Live mealworms come in a tub of bran flakes, which is the material they live in and feed on. If you keep mealworms in the refrigerator (42-50o), they become dormant and with feedings every 10-14 days, can last for 30-45 days. You can keep mealworms longer and increase their nutritious value to the birds by transferring them into a larger plastic container (never airtight!) kept in a cool place where they can feed and grow. Feeding slices of potato, apple, carrot, or even banana peel will offer mealworms moisture and extra nutrition. Be sure to keep daily watch and discard any food that begins to decay or mold. Mold is not good for the mealworms and they are only as healthy as the food they eat. Over time you may need to remove feces and add more substrate (wheat bran or dry oatmeal).

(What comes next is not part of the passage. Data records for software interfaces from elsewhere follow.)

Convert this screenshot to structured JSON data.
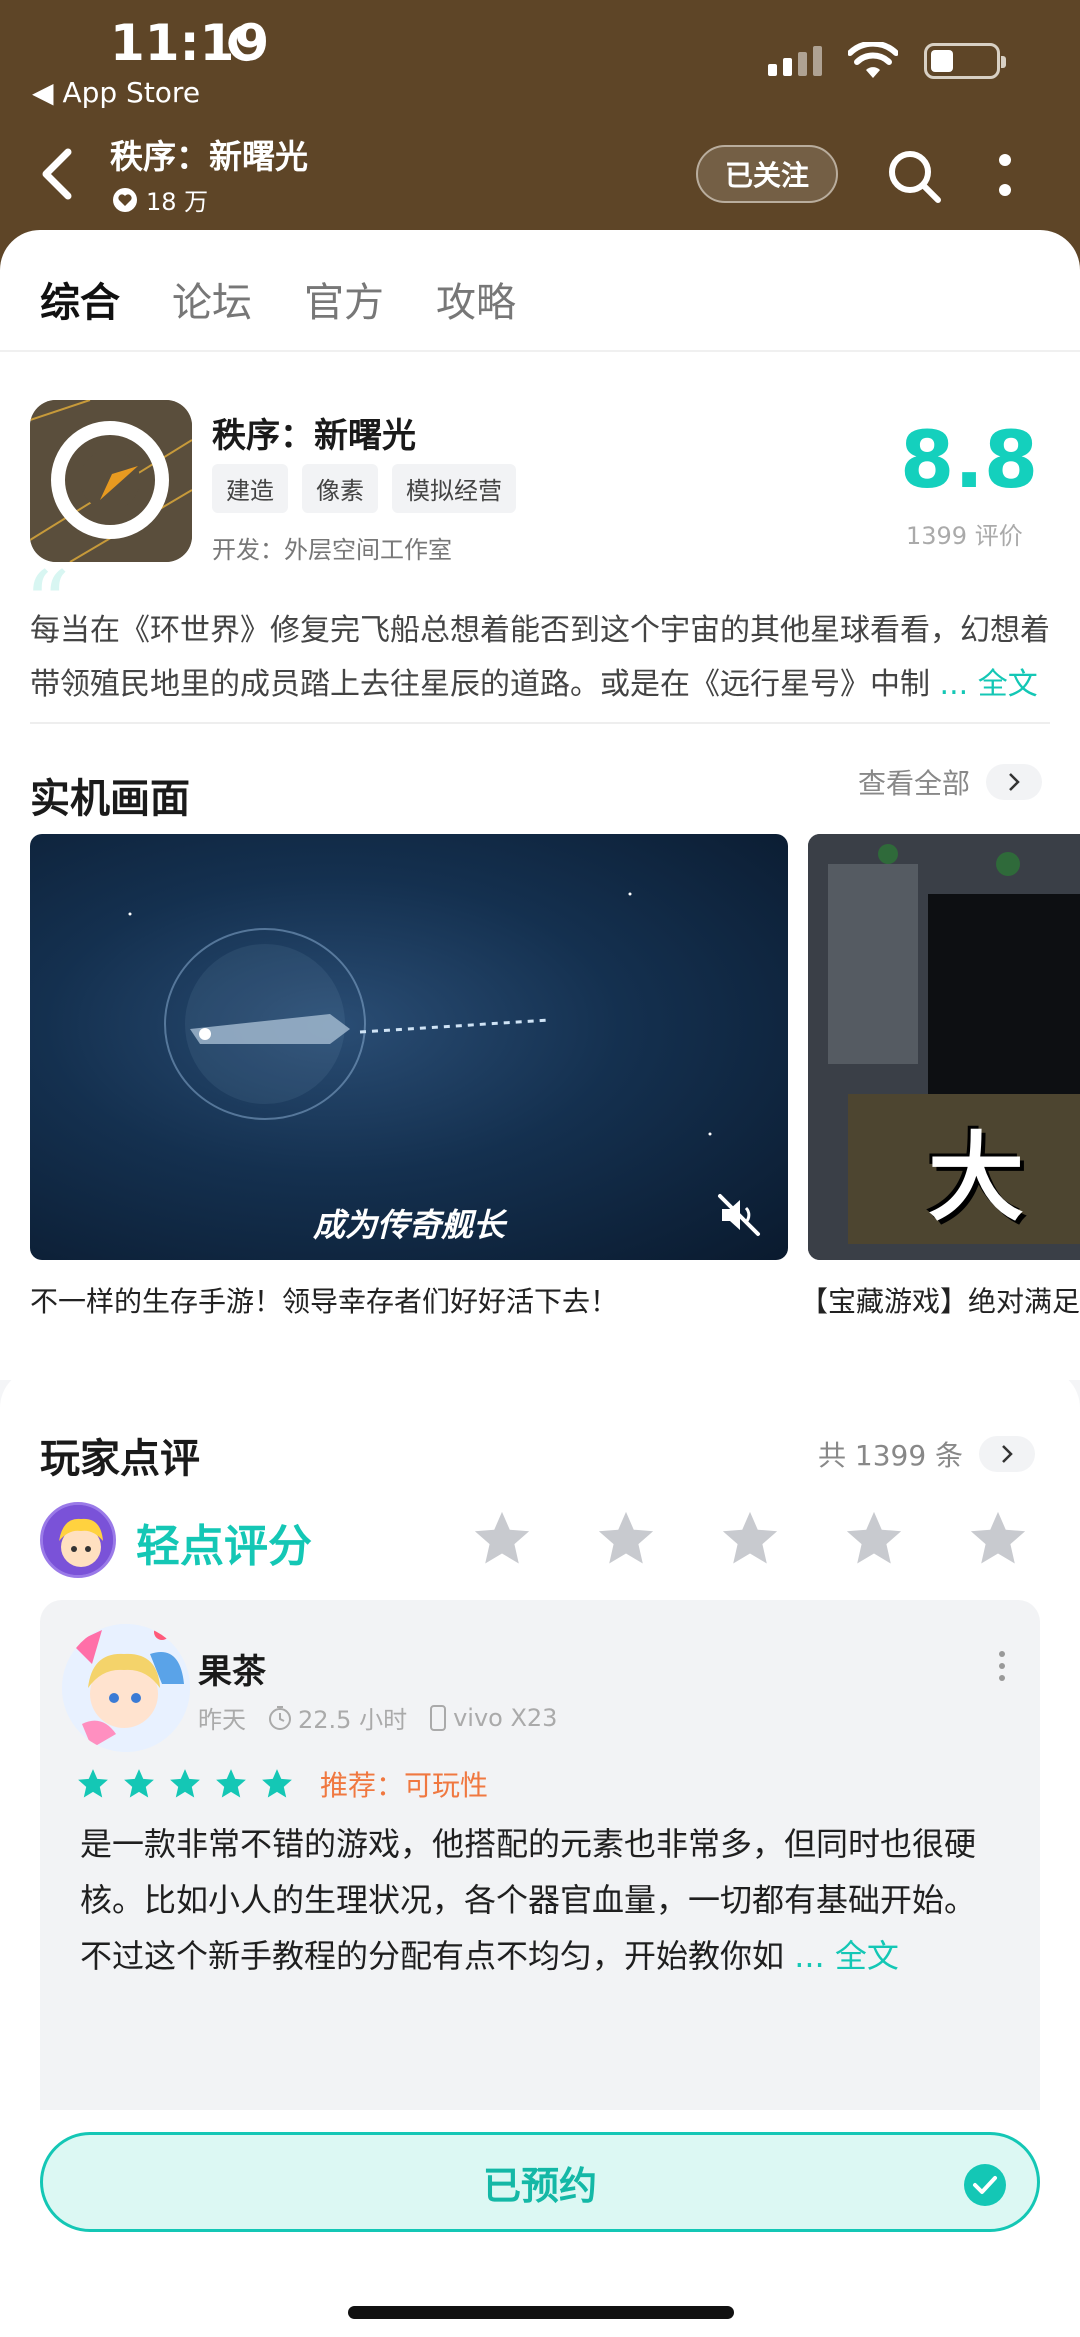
{
  "status_bar": {
    "time": "11:19",
    "back_app": "App Store"
  },
  "header": {
    "title": "秩序：新曙光",
    "likes": "18 万",
    "follow_label": "已关注"
  },
  "tabs": [
    {
      "label": "综合",
      "active": true
    },
    {
      "label": "论坛",
      "active": false
    },
    {
      "label": "官方",
      "active": false
    },
    {
      "label": "攻略",
      "active": false
    }
  ],
  "app": {
    "name": "秩序：新曙光",
    "tags": [
      "建造",
      "像素",
      "模拟经营"
    ],
    "developer": "开发：外层空间工作室",
    "score": "8.8",
    "rating_count": "1399 评价",
    "description": "每当在《环世界》修复完飞船总想着能否到这个宇宙的其他星球看看，幻想着带领殖民地里的成员踏上去往星辰的道路。或是在《远行星号》中制",
    "more_label": "... 全文"
  },
  "screenshots": {
    "title": "实机画面",
    "view_all": "查看全部",
    "items": [
      {
        "caption": "成为传奇舰长",
        "description": "不一样的生存手游！领导幸存者们好好活下去！"
      },
      {
        "caption": "大世",
        "description": "【宝藏游戏】绝对满足"
      }
    ]
  },
  "reviews": {
    "title": "玩家点评",
    "total": "共 1399 条",
    "rate_prompt": "轻点评分",
    "card": {
      "name": "果茶",
      "time": "昨天",
      "playtime": "22.5 小时",
      "device": "vivo X23",
      "stars": 5,
      "recommend": "推荐：可玩性",
      "text": "是一款非常不错的游戏，他搭配的元素也非常多，但同时也很硬核。比如小人的生理状况，各个器官血量，一切都有基础开始。",
      "text2": "不过这个新手教程的分配有点不均匀，开始教你如",
      "more_label": "... 全文"
    }
  },
  "bottom": {
    "reserve_label": "已预约"
  },
  "colors": {
    "accent": "#14c7b5",
    "header_bg": "#5e4527",
    "recommend": "#f07840"
  }
}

How Do Birds Find Worms?

Birds have acute senses of vision, hearing, and touch. They employ all three, though not equally, to aid in their search for and capture of worms.

Birds primarily use their vision to locate worms. The birds’ eyes can function independently of one another because they have monocular vision. This implies that in order to get a closer look at worm tails emerging from the ground, they might tilt their heads with one eye directed downward.

Once the worm has been identified, the birds can use their sense of touch through their feet to feel its movement beneath the soil or to hear low-pitched sounds as the worms move, disturbing the soil. These helpful senses aid birds in locating the worms so they can capture them.

What Types of Birds Eat Worms?

The only omnivorous birds—those that consume both plants and animals—are the ones that consume worms. Birds that are herbivorous, i. e. Eat nothing but plant material, such as seeds or nectar; avoid eating worms. Neither do carnivorous birds, like eagles and the majority of other prey-seeking birds, which only consume meat. Wrens, plovers, killdeers, woodcocks, and thrushes—including the American robin—are a few species of birds that consume worms.

The Eastern screech owl is an exception to the rule that most predatory birds are carnivorous and do not consume worms. It is omnivorous and therefore eats worms. There are also instances of birds that, after their eggs hatch, hunt and catch worms to feed to their young instead of consuming worms as adults.

Are Worms Healthy for Birds?

Part of the reason omnivorous birds eat worms is that they are incredibly healthful. A bird may be lacking in protein if its diet consists primarily of plants; worms are an excellent source of protein to help the bird’s diet become more balanced. Additionally, worms are a rich source of many other nutrients that are crucial for the development of muscles and feathers, such as calcium, copper, iron, magnesium, phosphorus, and potassium. Birds may feed worms to their young even if they do not eat them themselves because it is crucial for them to get these nutrients while they are still growing.